  51. 51. Summary of Advantages Adequate supply Low cost Democratically allocated Give local suppliers preference Reduced risk of default because – A promise to deliver goods or services is less speculative than a promise to pay official money. Help to stabilize the global economy3/26/2007 Prepared by Thomas H. Greco, Jr. 51
  52. 52. Guidelines to Assure Fairness and Success A clear agreement (contract) between the issuers and the users of the currency. Currency issued on a sound foundation or basis. Amount issued must be in proper proportion to the foundation upon which it is issued. Administration must be fully accountable to the users. Full and timely disclosure of all information needed to assess the credibility and value of the currency in circulation. No forced circulation (no legal tender status).3/26/2007 Prepared by Thomas H. Greco, Jr. 52
  53. 53. Future Prospects Non-bank clearing will proliferate in the form of private clearing services, and mutual credit associations comprised of businesses and municipal governments. Private currencies issued by businesses and lower levels of government will become common. Internet payment systems using non-bank credits will proliferate.3/26/2007 Prepared by Thomas H. Greco, Jr. 53
  54. 54. Shake-out and Standardization In the early stages, things will seem chaotic, many errors will be made, and there will be some failures. But as learning progresses, there will be a shake-out process in which standards are developed and the best protocols come to be recognized and generally adopted. Surviving systems will form federations to extend members’ trading opportunities and strengthen their market position.3/26/2007 Prepared by Thomas H. Greco, Jr. 54

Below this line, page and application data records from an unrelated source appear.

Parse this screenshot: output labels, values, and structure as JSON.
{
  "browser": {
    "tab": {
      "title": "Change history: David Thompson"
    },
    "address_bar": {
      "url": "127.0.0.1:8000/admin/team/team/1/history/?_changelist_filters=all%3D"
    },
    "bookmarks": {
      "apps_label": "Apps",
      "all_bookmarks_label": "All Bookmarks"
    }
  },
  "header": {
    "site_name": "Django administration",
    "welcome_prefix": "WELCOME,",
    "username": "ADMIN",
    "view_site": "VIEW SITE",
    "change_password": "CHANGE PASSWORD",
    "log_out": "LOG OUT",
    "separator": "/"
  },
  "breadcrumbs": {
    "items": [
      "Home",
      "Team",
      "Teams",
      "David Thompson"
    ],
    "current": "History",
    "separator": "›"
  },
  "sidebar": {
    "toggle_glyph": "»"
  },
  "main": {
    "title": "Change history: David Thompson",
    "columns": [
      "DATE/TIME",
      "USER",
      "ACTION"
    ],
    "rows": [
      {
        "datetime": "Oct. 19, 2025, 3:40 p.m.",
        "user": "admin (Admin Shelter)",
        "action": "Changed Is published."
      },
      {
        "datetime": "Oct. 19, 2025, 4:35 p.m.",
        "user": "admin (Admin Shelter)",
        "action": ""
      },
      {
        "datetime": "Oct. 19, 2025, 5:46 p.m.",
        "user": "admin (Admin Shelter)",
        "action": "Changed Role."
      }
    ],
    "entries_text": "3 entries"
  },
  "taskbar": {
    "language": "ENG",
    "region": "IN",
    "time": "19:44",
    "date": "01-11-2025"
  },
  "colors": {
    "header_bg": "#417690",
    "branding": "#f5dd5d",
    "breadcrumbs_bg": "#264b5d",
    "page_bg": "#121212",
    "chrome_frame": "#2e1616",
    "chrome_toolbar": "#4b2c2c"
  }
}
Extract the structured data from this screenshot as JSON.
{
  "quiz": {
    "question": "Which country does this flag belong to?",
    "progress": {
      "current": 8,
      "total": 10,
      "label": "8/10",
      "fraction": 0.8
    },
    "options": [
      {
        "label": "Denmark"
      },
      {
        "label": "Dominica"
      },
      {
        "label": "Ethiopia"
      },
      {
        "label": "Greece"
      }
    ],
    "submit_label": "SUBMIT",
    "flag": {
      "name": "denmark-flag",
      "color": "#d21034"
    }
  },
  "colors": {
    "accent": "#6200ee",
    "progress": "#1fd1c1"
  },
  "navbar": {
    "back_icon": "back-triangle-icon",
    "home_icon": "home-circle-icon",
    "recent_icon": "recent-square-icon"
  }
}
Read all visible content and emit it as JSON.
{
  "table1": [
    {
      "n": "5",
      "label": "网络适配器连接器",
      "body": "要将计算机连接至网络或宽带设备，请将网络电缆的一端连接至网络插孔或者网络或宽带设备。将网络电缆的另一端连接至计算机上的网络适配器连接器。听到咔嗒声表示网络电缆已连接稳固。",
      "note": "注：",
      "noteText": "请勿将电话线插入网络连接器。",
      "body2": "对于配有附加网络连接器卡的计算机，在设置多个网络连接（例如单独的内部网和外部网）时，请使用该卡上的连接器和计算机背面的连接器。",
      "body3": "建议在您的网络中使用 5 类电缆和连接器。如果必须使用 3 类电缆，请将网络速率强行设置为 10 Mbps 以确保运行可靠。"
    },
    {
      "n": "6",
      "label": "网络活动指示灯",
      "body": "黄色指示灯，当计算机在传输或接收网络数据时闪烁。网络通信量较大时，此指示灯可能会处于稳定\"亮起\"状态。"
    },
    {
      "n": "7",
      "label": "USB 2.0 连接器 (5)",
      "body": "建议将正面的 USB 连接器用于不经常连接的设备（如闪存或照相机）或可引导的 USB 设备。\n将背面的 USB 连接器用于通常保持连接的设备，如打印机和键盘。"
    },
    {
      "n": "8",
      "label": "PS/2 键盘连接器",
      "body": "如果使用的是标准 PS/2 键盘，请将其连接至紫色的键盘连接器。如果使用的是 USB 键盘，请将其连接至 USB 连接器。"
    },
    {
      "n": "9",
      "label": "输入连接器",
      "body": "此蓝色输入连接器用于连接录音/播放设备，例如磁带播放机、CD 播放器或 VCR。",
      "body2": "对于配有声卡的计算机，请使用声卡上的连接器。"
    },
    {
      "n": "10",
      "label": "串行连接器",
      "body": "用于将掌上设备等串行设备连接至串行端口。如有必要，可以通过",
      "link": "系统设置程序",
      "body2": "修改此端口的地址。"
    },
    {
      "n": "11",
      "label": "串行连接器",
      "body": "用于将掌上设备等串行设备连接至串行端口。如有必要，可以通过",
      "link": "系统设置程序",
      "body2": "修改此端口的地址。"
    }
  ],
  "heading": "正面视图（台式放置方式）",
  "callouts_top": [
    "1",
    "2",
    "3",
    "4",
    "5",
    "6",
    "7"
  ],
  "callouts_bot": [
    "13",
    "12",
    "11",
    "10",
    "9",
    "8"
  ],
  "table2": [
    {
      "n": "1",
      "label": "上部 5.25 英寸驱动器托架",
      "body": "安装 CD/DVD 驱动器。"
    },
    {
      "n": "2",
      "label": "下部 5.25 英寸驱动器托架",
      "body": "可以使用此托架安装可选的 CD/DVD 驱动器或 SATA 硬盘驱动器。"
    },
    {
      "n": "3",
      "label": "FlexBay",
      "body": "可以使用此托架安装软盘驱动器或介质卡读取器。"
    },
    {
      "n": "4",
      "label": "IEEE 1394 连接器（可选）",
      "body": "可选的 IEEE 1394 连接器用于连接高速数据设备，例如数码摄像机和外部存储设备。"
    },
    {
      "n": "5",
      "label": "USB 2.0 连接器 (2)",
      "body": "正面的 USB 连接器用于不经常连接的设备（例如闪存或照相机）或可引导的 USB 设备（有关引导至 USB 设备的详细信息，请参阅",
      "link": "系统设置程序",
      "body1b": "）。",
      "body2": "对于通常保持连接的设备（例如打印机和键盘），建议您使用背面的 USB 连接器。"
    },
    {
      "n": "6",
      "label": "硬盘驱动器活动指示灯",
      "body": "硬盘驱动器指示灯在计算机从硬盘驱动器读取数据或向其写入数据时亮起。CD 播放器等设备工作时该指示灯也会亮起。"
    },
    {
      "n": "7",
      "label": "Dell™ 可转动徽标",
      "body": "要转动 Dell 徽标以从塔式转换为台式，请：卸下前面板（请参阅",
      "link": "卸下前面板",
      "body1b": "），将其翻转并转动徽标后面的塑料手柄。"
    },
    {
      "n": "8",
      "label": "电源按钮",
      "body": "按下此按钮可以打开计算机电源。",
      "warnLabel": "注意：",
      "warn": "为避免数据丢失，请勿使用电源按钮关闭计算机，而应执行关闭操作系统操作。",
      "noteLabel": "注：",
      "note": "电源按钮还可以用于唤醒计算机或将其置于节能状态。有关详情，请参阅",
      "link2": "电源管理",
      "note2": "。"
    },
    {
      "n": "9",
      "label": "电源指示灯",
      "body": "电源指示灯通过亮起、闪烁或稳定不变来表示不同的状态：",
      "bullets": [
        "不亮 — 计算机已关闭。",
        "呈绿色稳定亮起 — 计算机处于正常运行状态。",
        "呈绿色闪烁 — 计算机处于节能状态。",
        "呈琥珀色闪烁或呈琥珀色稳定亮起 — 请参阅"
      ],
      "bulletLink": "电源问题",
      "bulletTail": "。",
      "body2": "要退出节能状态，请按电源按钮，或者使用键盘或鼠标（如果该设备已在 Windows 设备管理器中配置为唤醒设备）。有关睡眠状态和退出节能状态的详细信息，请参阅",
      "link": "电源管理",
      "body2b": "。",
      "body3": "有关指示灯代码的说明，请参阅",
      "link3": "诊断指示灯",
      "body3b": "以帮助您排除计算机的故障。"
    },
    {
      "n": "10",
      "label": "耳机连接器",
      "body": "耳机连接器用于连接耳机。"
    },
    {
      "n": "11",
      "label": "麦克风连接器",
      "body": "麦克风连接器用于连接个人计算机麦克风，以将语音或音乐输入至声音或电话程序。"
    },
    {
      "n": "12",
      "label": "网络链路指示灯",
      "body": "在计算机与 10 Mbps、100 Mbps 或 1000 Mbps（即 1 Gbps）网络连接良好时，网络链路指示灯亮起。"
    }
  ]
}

  55. 55. To Learn More and Keep Up-to-date Read, Money: Understanding and Creating Alternatives to Legal Tender, by Thomas H. Greco, Jr. Read the books of E. C. Riegel. Consult the works of the “German school” of free money – Ulrich von Beckerath, Heinrich Rittershausen, Walter Zander. Explore the website: Join one of the many complementary currency e-mail lists.3/26/2007 Prepared by Thomas H. Greco, Jr. 55